### [EXERCISE DETAILS]
While reading the listing below, count how many lines hold the word "请问楼主微信号多少", and answer with the number only.
Segment Start: DATA SHOWN
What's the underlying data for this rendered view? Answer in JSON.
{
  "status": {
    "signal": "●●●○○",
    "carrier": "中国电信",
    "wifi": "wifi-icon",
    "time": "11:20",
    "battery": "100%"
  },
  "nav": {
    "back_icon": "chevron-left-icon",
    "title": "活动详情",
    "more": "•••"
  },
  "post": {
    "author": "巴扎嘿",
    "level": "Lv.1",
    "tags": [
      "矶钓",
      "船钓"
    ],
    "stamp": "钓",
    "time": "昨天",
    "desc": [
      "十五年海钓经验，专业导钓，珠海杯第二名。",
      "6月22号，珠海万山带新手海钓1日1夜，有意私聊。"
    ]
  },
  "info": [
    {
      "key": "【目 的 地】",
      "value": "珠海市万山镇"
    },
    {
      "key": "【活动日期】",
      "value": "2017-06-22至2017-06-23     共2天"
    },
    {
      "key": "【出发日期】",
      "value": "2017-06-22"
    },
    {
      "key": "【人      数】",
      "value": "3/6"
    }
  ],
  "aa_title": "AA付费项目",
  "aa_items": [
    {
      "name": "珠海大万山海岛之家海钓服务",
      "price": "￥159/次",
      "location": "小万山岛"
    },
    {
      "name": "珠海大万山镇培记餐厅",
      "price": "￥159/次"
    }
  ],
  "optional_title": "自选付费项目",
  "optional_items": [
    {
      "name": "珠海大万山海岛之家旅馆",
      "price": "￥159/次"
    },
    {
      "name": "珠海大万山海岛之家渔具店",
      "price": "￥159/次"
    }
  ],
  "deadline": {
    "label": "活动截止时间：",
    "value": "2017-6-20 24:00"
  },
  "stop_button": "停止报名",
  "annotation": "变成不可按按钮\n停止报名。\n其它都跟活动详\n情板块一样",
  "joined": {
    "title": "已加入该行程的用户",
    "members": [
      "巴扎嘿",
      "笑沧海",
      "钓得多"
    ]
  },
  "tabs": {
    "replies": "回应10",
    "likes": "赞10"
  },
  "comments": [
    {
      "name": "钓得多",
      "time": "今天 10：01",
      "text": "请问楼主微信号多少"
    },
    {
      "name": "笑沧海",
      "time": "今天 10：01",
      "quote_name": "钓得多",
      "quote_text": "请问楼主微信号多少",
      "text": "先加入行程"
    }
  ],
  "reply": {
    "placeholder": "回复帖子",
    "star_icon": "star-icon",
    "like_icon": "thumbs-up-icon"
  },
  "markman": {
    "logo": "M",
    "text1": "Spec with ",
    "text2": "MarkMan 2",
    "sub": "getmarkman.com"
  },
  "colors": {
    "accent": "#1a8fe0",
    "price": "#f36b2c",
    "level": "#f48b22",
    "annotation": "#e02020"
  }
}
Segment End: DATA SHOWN
### [SOLUTION TO THE PROBLEM]
2